The St. Louis Rams decided to trade up to take Tavon Austin with the 9th pick in this year’s draft, and the bullish move hasn’t paid off through six games. Drafting a player is definitely all about the long-term returns and Austin definitely has talent, but his poor play so far this year has to be of concern as well. Austin is averaging just 6.6 yards per reception with 24 catches for 159 yards and two touchdowns, and those numbers are significantly less than what most of us projected from the West Virginia product.
An executive told the USA Today’s Tom Pelissero that Tavon Austin is struggling because of Sam Bradford, “Little receivers don’t work with inaccurate quarterbacks.”
He then made a statement that I really take issue with, “You can get away with those guys if you have (Drew) Brees or (Tom) Brady.

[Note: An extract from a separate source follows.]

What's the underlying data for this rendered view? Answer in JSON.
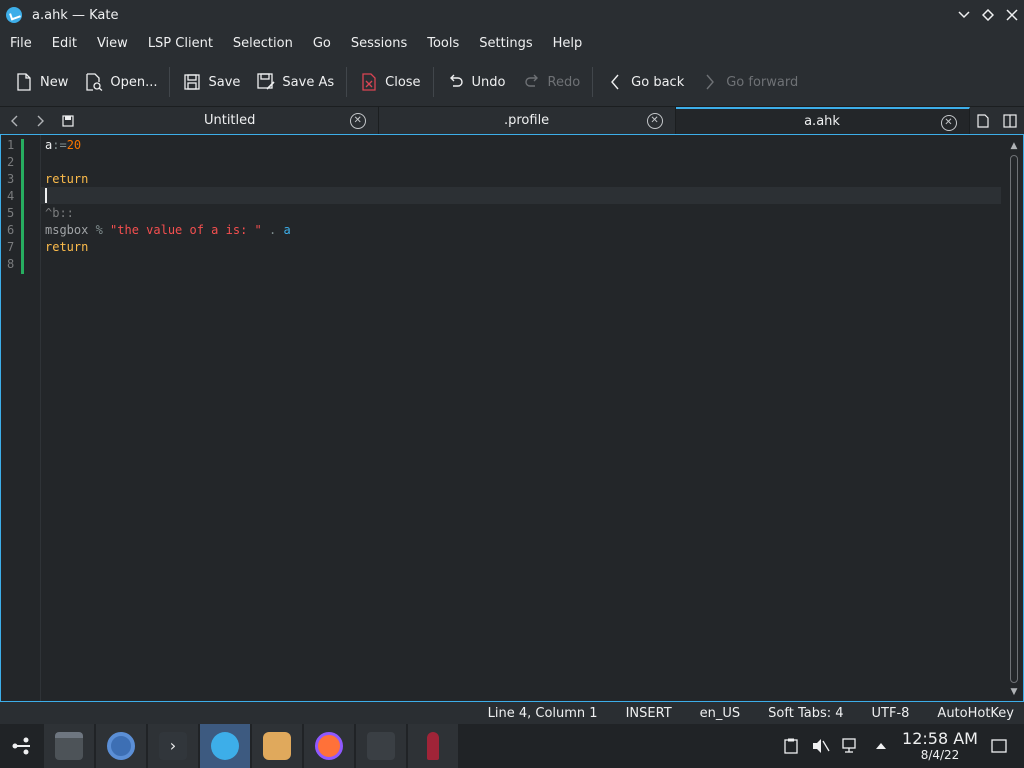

Of course, you can get away with a lot with those guys.”
That’s a pretty scathing statement of smaller receivers. Guess he’s never seen Steve Smith. Or watched Wes Welker catch 67 passes in Miami with quarterbacks with half the talent of Sam Bradford throwing him the rock. More to the point, I respectfully and totally disagree with his first statement. I usually never make these kinds of strong statements against an exec’s opinions since, you know, they know a lot more than I do about the game, but I clearly think this guy is off.
First off, if it’s Sam Bradford’s fault, then why on earth did Danny Amendola manage to have sustained success in St. Louis when he was healthy? Why was he a favorite target of Bradford’s instead of somebody who is losing playing time? It’s simple, Amendola is far more reliable than Austin (well, when Amendola is actually on the field), and he never dropped passes at anywhere near the rate Tavon Austin is dropping passes. So far this season in 34 targets, he has already dropped six passes; that’s awful.
But there are a few things I want to note here. First off, the Rams use slot receivers way too close to the line of scrimmage, and Amendola also averaged an incredibly low yards per reception total. I’m not a fan of Bradford as a quarterback, but Austin’s numbers aren’t bad because of him; he’s just played very poorly through six games. Look, Bradford is averaging a below-average 6.2 yards per attempt, but Austin deserves some blame for averaging just 3.8 yards per pass play too. Despite averaging a meager 8.8 yards per reception, his catch rate is about seven percentage points lower than Bradford’s completion percentage.
If you are trying to absolve Austin of significant blame and instead prefer to heap it on Bradford’s shoulders, then you need to take a closer look at Austin’s numbers and also refresh your memory on Amendola’s place in the Rams offense.